An additional note on swerving and braking: they absolutely must be separated from one another-they cannot happen simultaneously. You can either swerve or brake, but not both at the same time. Each maneuver uses tremendous amounts of traction, and the traction available on a motorcycle is limited. When you push your motorcycle beyond that limit, the result is usually a crash. Here your mental skills again come into play: you must decide beforehand whether you will swerve or brake, or if you need to do both, when you will swerve and when you will brake, and how you will separate them to maintain control of your motorcycle.
Protective gear is your backup in case your first two lines of defense crumble. When all else fails and something finds its way past your first two barriers, what you’re wearing is all you have left. This is your third degree of separation. It’s technically a combination of the first and second degrees. Mentally, it falls under preparation. Physically, it protects you not only from the ravages of the pavement but also from elements such as heat, wind, and cold that can affect your ability to concentrate and operate the bike (this third line of defense implicitly complements the first two). High quality protective equipment that’s designed specifically for motorcycling not only creates a layer of armor between you and the ground, it makes the first and second degrees of separation easier to manage, as well.
In theory, a properly executed mental strategy can protect you from everything. For those times when your brain can’t save you, your physical skills and ability to control your motorcycle are your backup. What your mind and skills can’t protect you from, your riding gear has to. After that, all you’re left with is blind luck, which is actually somewhat underrated-you’ll find as you develop your riding strategy and physical skills that the more you practice, the luckier you get.
Each degree of separation can stand on its own, but is far more potent when combined with the others. Individually, each can bail you out of a bad situation, but together they create a formidable barrier to the risks associated with motorcycling. Each can be achieved through learning and practice, but they need to be learned and they need to be practiced. No matter how long you’ve been riding, no matter how many near misses you’ve had, no matter how many miles you’ve traveled without crashing, there’s still more to know.
The Minnesota Motorcycle Safety Center’s Experienced Rider Course (ERC) is an eight-hour course designed with all these things in mind.
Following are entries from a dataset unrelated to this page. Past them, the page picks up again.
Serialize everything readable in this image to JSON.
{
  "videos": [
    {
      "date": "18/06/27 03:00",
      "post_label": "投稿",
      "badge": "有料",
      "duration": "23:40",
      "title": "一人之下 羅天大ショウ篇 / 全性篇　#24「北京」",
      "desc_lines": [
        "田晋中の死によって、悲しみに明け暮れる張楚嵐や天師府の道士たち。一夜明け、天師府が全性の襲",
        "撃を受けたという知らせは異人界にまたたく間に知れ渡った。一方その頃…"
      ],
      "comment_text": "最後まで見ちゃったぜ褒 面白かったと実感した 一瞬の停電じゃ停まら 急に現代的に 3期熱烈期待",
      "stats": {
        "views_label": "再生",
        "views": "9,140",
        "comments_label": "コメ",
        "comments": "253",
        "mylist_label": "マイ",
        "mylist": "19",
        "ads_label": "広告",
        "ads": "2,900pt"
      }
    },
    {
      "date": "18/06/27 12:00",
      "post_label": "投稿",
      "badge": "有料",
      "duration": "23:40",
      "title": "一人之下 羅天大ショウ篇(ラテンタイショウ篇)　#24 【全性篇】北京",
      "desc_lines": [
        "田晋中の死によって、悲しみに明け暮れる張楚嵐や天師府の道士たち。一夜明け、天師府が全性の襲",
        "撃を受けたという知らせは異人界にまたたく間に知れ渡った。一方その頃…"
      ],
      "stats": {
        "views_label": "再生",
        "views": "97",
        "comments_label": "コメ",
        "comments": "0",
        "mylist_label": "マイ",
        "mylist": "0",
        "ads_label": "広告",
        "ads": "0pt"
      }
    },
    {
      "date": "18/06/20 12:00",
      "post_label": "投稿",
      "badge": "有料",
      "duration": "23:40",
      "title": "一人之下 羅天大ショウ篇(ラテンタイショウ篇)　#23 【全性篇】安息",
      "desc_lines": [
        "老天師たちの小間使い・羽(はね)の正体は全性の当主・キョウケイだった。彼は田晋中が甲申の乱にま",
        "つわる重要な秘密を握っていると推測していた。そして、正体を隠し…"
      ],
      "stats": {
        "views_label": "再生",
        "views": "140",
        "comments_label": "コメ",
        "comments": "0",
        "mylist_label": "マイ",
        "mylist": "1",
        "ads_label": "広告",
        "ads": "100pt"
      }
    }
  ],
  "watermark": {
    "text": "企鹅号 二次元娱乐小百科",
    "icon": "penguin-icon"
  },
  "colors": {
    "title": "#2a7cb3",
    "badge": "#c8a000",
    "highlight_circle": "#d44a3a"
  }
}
The cost is fifty dollars, and will be cheerfully refunded if you think you wasted your time. Call (800) 407-6677 for a course schedule.